How much longer can things go on like this? That is the question on the lips of Tory ministers and MPs this week. A government that was already facing the monumental challenge of Brexit now finds itself dealing with a scandal that has claimed one cabinet scalp and led to another Conservative MP being referred to the police. At the same time, Priti Patel has been running her own freelance foreign policy.
To make matters worse, the Prime Minister’s closest political ally is caught up in the Westminster scandal. Damian Green is under investigation by the Cabinet Office for his personal conduct. If he has to go —and several of his allies in the government are not optimistic about his prospects — it will be a devastating blow to Theresa May. She brought him into the cabinet for the first time and made him First Secretary of State.
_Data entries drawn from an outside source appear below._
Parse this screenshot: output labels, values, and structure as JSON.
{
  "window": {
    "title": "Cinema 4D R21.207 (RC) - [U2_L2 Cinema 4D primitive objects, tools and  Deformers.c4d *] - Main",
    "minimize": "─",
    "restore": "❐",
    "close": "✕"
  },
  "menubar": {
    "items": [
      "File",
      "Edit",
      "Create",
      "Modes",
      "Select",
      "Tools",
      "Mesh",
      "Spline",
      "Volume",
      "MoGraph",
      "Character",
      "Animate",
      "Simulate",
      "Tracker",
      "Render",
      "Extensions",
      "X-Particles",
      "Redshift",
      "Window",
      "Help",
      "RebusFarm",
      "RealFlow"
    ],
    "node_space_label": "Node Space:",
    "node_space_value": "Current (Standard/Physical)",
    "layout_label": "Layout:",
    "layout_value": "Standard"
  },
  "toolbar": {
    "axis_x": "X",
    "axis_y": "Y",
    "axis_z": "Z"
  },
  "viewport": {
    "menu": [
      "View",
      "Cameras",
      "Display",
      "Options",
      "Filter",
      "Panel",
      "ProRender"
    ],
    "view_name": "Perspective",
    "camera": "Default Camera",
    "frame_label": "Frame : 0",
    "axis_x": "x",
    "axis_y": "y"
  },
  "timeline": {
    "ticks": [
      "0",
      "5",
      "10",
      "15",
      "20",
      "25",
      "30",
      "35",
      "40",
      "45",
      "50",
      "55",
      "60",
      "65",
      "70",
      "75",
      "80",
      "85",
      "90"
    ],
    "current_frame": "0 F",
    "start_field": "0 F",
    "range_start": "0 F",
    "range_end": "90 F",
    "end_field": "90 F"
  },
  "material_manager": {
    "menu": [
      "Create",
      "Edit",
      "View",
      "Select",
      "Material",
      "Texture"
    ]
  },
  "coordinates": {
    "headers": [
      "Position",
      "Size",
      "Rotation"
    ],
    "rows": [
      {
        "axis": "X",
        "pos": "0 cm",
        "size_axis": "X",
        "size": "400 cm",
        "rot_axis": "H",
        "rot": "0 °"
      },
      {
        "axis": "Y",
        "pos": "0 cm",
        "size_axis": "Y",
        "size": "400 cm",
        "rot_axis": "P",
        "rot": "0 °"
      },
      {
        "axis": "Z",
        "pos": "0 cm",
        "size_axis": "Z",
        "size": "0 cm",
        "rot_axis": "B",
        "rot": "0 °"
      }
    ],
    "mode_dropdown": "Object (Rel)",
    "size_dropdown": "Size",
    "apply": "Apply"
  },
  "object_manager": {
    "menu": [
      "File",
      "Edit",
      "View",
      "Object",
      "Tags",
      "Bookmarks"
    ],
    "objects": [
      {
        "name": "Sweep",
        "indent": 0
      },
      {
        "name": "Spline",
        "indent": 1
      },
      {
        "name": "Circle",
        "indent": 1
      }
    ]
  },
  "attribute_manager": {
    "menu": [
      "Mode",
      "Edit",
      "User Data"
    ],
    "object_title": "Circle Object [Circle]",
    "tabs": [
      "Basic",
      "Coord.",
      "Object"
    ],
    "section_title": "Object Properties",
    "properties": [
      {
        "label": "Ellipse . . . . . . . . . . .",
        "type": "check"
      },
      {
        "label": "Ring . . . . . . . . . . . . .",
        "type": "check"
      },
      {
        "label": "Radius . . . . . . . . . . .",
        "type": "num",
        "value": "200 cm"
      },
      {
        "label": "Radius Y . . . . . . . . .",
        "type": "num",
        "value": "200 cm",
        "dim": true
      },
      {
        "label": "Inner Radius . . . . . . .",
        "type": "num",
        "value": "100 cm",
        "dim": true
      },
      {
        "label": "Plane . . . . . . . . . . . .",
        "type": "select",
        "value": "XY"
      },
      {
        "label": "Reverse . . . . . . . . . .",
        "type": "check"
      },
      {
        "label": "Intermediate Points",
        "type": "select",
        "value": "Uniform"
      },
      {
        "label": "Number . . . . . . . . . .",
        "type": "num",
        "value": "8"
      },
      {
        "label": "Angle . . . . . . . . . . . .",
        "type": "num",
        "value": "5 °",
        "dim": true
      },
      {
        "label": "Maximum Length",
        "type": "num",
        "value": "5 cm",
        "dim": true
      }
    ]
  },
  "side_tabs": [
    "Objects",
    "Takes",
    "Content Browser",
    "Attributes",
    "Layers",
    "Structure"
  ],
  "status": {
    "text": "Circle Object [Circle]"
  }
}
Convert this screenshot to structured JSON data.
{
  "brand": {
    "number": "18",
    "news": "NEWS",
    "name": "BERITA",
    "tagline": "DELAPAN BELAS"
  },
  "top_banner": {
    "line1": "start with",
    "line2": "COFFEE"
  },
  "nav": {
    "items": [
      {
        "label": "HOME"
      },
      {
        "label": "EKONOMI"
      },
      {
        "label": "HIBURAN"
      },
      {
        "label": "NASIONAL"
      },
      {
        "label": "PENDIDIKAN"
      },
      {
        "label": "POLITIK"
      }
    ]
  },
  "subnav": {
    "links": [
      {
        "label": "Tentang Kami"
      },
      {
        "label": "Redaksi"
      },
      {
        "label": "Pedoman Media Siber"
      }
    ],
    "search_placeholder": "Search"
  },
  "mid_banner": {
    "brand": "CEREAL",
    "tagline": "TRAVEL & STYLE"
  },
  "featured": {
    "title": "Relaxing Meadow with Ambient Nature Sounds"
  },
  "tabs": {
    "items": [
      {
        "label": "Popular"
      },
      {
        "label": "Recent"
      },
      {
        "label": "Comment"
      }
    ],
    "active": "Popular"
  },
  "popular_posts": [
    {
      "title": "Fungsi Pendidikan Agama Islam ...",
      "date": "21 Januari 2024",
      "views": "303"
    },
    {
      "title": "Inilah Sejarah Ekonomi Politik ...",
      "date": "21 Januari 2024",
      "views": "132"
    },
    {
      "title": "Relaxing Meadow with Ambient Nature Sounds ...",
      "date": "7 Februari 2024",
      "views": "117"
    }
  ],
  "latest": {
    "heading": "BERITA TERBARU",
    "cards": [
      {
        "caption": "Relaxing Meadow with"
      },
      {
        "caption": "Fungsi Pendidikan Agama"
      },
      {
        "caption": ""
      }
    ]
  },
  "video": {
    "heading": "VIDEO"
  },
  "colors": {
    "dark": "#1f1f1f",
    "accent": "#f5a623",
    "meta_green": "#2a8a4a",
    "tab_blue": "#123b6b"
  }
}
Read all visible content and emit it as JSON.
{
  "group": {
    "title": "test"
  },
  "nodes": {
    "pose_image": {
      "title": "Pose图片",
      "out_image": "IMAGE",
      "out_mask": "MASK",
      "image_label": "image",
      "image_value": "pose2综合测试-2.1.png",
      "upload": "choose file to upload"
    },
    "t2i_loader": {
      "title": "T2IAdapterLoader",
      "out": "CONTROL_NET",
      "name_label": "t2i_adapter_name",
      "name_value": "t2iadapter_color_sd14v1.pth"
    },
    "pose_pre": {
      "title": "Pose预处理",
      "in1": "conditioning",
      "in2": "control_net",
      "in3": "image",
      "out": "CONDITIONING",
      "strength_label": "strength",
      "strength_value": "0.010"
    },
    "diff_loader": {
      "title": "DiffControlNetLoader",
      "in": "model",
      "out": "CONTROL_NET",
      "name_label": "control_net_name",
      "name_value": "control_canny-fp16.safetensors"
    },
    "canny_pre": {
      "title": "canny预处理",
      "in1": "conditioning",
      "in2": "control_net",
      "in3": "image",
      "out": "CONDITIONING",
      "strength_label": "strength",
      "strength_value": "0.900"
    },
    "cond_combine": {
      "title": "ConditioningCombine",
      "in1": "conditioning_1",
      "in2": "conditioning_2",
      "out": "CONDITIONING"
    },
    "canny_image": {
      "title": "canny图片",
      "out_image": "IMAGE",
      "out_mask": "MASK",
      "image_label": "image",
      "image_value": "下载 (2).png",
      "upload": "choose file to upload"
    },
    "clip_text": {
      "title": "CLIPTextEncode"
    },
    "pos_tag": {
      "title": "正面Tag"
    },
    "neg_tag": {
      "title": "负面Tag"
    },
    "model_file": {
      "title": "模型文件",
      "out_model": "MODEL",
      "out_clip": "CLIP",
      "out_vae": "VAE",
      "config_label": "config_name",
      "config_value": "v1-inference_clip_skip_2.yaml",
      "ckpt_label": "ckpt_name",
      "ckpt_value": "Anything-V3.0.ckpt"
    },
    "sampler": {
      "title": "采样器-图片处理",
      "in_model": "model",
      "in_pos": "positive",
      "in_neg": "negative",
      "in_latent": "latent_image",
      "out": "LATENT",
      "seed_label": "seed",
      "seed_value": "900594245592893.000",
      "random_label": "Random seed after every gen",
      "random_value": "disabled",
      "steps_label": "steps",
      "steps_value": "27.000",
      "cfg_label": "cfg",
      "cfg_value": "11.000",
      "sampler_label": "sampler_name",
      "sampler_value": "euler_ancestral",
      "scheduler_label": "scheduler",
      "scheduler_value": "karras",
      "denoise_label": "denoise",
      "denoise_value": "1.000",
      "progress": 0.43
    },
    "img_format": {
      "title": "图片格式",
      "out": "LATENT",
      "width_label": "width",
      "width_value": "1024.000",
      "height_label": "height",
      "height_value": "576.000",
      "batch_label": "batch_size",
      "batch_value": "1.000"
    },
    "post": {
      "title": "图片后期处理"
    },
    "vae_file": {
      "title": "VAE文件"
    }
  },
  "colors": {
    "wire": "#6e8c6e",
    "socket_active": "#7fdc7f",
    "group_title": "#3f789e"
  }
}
If he has to walk, it will raise questions about her judgment. It will also disrupt the government; a large part of his job is to prevent an unmanageable backlog of work building up in No 10. Ministers fret that, if he resigns, they’ll end up waiting forever for decisions from Downing Street on issues great and small.
Admittedly, no party leader would find the debate surrounding sexual conduct at Westminster easy to deal with. The expenses scandal was, by contrast, black and white. It was clear who had committed a serious offence — and there was a way for those guilty of relatively minor transgressions to make amends. This time round, far more of the evidence is disputed.
But Theresa May should be better placed to deal with this scandal than almost any other politician you can think of. She is not part of Westminster’s late-night culture.